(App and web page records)
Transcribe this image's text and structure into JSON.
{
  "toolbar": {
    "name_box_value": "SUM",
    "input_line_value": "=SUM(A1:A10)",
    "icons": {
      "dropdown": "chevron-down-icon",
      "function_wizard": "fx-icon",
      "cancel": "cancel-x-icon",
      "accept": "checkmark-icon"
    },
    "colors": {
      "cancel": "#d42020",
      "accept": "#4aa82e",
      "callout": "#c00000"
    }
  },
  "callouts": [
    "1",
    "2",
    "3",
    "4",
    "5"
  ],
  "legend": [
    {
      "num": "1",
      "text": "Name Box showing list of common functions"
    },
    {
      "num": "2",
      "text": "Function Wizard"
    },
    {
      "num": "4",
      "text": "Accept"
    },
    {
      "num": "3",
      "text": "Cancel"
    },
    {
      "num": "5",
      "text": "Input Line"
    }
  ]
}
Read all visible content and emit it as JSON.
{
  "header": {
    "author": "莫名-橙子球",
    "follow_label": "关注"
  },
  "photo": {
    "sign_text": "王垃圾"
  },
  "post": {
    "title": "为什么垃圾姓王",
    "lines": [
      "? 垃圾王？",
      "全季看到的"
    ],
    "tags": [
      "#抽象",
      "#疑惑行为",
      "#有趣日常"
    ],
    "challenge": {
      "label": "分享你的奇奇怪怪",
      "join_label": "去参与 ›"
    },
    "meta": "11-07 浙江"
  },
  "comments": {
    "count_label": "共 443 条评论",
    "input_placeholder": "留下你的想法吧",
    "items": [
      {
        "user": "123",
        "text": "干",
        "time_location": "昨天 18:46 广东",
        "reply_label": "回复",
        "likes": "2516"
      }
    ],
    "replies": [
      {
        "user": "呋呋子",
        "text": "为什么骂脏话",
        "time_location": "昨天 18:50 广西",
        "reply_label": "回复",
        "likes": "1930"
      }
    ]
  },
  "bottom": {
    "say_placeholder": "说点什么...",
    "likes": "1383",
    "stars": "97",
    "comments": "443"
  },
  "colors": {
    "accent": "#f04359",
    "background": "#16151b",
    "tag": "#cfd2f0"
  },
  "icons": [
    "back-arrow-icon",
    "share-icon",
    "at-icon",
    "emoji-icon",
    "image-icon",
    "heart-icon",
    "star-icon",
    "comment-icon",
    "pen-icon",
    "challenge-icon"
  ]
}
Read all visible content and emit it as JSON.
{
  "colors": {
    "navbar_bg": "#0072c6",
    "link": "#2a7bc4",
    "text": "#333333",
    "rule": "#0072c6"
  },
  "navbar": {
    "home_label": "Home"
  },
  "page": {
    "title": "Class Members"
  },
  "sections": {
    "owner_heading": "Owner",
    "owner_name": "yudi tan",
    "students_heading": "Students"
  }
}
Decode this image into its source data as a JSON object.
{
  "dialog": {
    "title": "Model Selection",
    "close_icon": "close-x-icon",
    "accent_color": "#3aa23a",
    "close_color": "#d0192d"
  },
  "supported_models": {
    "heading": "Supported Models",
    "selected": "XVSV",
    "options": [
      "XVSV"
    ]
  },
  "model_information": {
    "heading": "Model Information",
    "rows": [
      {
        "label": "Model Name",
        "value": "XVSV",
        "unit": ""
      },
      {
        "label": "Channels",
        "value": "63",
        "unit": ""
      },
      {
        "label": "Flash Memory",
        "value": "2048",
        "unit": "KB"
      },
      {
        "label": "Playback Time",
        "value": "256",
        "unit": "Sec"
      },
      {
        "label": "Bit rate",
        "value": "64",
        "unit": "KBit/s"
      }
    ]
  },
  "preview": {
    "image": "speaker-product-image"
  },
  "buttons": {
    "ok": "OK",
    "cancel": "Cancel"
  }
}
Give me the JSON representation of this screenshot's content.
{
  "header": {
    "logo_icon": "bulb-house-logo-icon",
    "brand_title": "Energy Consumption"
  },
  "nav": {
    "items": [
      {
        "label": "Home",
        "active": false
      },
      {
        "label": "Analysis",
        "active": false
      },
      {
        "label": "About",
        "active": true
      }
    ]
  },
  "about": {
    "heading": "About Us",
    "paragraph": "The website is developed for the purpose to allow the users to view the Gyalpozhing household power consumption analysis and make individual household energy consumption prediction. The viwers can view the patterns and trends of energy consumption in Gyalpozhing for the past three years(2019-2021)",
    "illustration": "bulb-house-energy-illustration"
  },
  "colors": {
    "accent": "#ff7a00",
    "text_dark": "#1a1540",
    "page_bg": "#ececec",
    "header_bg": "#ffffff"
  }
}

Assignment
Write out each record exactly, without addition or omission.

The answer
Transcribe this image's text and structure into JSON.
{
  "toolbar": {
    "name_box_value": "SUM",
    "input_line_value": "=SUM(A1:A10)",
    "icons": {
      "dropdown": "chevron-down-icon",
      "function_wizard": "fx-icon",
      "cancel": "cancel-x-icon",
      "accept": "checkmark-icon"
    },
    "colors": {
      "cancel": "#d42020",
      "accept": "#4aa82e",
      "callout": "#c00000"
    }
  },
  "callouts": [
    "1",
    "2",
    "3",
    "4",
    "5"
  ],
  "legend": [
    {
      "num": "1",
      "text": "Name Box showing list of common functions"
    },
    {
      "num": "2",
      "text": "Function Wizard"
    },
    {
      "num": "4",
      "text": "Accept"
    },
    {
      "num": "3",
      "text": "Cancel"
    },
    {
      "num": "5",
      "text": "Input Line"
    }
  ]
}
Read all visible content and emit it as JSON.
{
  "header": {
    "author": "莫名-橙子球",
    "follow_label": "关注"
  },
  "photo": {
    "sign_text": "王垃圾"
  },
  "post": {
    "title": "为什么垃圾姓王",
    "lines": [
      "? 垃圾王？",
      "全季看到的"
    ],
    "tags": [
      "#抽象",
      "#疑惑行为",
      "#有趣日常"
    ],
    "challenge": {
      "label": "分享你的奇奇怪怪",
      "join_label": "去参与 ›"
    },
    "meta": "11-07 浙江"
  },
  "comments": {
    "count_label": "共 443 条评论",
    "input_placeholder": "留下你的想法吧",
    "items": [
      {
        "user": "123",
        "text": "干",
        "time_location": "昨天 18:46 广东",
        "reply_label": "回复",
        "likes": "2516"
      }
    ],
    "replies": [
      {
        "user": "呋呋子",
        "text": "为什么骂脏话",
        "time_location": "昨天 18:50 广西",
        "reply_label": "回复",
        "likes": "1930"
      }
    ]
  },
  "bottom": {
    "say_placeholder": "说点什么...",
    "likes": "1383",
    "stars": "97",
    "comments": "443"
  },
  "colors": {
    "accent": "#f04359",
    "background": "#16151b",
    "tag": "#cfd2f0"
  },
  "icons": [
    "back-arrow-icon",
    "share-icon",
    "at-icon",
    "emoji-icon",
    "image-icon",
    "heart-icon",
    "star-icon",
    "comment-icon",
    "pen-icon",
    "challenge-icon"
  ]
}
Read all visible content and emit it as JSON.
{
  "colors": {
    "navbar_bg": "#0072c6",
    "link": "#2a7bc4",
    "text": "#333333",
    "rule": "#0072c6"
  },
  "navbar": {
    "home_label": "Home"
  },
  "page": {
    "title": "Class Members"
  },
  "sections": {
    "owner_heading": "Owner",
    "owner_name": "yudi tan",
    "students_heading": "Students"
  }
}
Decode this image into its source data as a JSON object.
{
  "dialog": {
    "title": "Model Selection",
    "close_icon": "close-x-icon",
    "accent_color": "#3aa23a",
    "close_color": "#d0192d"
  },
  "supported_models": {
    "heading": "Supported Models",
    "selected": "XVSV",
    "options": [
      "XVSV"
    ]
  },
  "model_information": {
    "heading": "Model Information",
    "rows": [
      {
        "label": "Model Name",
        "value": "XVSV",
        "unit": ""
      },
      {
        "label": "Channels",
        "value": "63",
        "unit": ""
      },
      {
        "label": "Flash Memory",
        "value": "2048",
        "unit": "KB"
      },
      {
        "label": "Playback Time",
        "value": "256",
        "unit": "Sec"
      },
      {
        "label": "Bit rate",
        "value": "64",
        "unit": "KBit/s"
      }
    ]
  },
  "preview": {
    "image": "speaker-product-image"
  },
  "buttons": {
    "ok": "OK",
    "cancel": "Cancel"
  }
}
Give me the JSON representation of this screenshot's content.
{
  "header": {
    "logo_icon": "bulb-house-logo-icon",
    "brand_title": "Energy Consumption"
  },
  "nav": {
    "items": [
      {
        "label": "Home",
        "active": false
      },
      {
        "label": "Analysis",
        "active": false
      },
      {
        "label": "About",
        "active": true
      }
    ]
  },
  "about": {
    "heading": "About Us",
    "paragraph": "The website is developed for the purpose to allow the users to view the Gyalpozhing household power consumption analysis and make individual household energy consumption prediction. The viwers can view the patterns and trends of energy consumption in Gyalpozhing for the past three years(2019-2021)",
    "illustration": "bulb-house-energy-illustration"
  },
  "colors": {
    "accent": "#ff7a00",
    "text_dark": "#1a1540",
    "page_bg": "#ececec",
    "header_bg": "#ffffff"
  }
}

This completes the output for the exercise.